Description of the task
Whenever a line in the following entries includes "header", tally it. Report nothing except the final count.

Dataset rows describing interfaces
***
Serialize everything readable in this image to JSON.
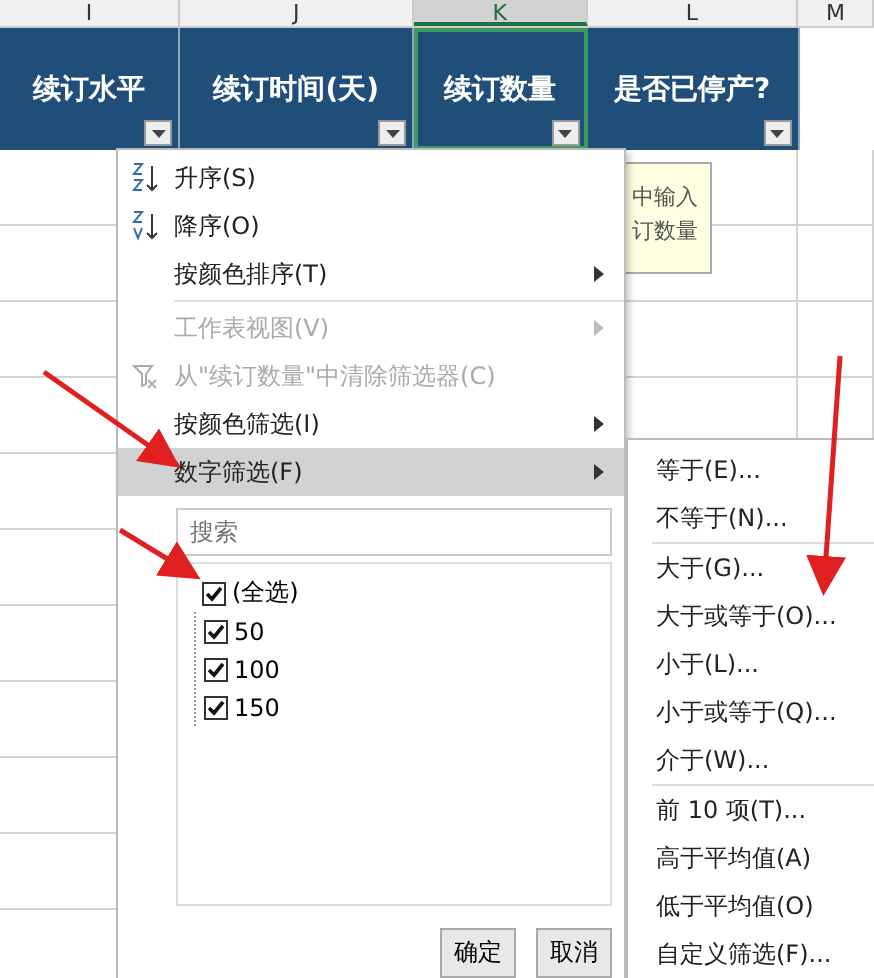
{
  "columns": [
    {
      "letter": "I",
      "header": "续订水平",
      "selected": false
    },
    {
      "letter": "J",
      "header": "续订时间(天)",
      "selected": false
    },
    {
      "letter": "K",
      "header": "续订数量",
      "selected": true
    },
    {
      "letter": "L",
      "header": "是否已停产?",
      "selected": false
    },
    {
      "letter": "M",
      "selected": false
    }
  ],
  "tooltip": {
    "lines": [
      "中输入",
      "订数量"
    ]
  },
  "menu": {
    "items": [
      {
        "kind": "sort_asc",
        "label": "升序(S)",
        "disabled": false,
        "submenu": false,
        "selected": false
      },
      {
        "kind": "sort_desc",
        "label": "降序(O)",
        "disabled": false,
        "submenu": false,
        "selected": false
      },
      {
        "kind": "item",
        "label": "按颜色排序(T)",
        "disabled": false,
        "submenu": true,
        "selected": false
      },
      {
        "kind": "separator"
      },
      {
        "kind": "item",
        "label": "工作表视图(V)",
        "disabled": true,
        "submenu": true,
        "selected": false
      },
      {
        "kind": "clear",
        "label": "从\"续订数量\"中清除筛选器(C)",
        "disabled": true,
        "submenu": false,
        "selected": false
      },
      {
        "kind": "item",
        "label": "按颜色筛选(I)",
        "disabled": false,
        "submenu": true,
        "selected": false
      },
      {
        "kind": "item",
        "label": "数字筛选(F)",
        "disabled": false,
        "submenu": true,
        "selected": true
      }
    ],
    "search": {
      "placeholder": "搜索"
    },
    "tree": [
      {
        "label": "(全选)",
        "checked": true,
        "children": [
          {
            "label": "50",
            "checked": true
          },
          {
            "label": "100",
            "checked": true
          },
          {
            "label": "150",
            "checked": true
          }
        ]
      }
    ],
    "buttons": [
      "确定",
      "取消"
    ]
  },
  "submenu": {
    "items": [
      {
        "kind": "item",
        "label": "等于(E)..."
      },
      {
        "kind": "item",
        "label": "不等于(N)..."
      },
      {
        "kind": "separator"
      },
      {
        "kind": "item",
        "label": "大于(G)..."
      },
      {
        "kind": "item",
        "label": "大于或等于(O)..."
      },
      {
        "kind": "item",
        "label": "小于(L)..."
      },
      {
        "kind": "item",
        "label": "小于或等于(Q)..."
      },
      {
        "kind": "item",
        "label": "介于(W)..."
      },
      {
        "kind": "separator"
      },
      {
        "kind": "item",
        "label": "前 10 项(T)..."
      },
      {
        "kind": "item",
        "label": "高于平均值(A)"
      },
      {
        "kind": "item",
        "label": "低于平均值(O)"
      },
      {
        "kind": "item",
        "label": "自定义筛选(F)..."
      }
    ]
  }
}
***
Exercise solution
4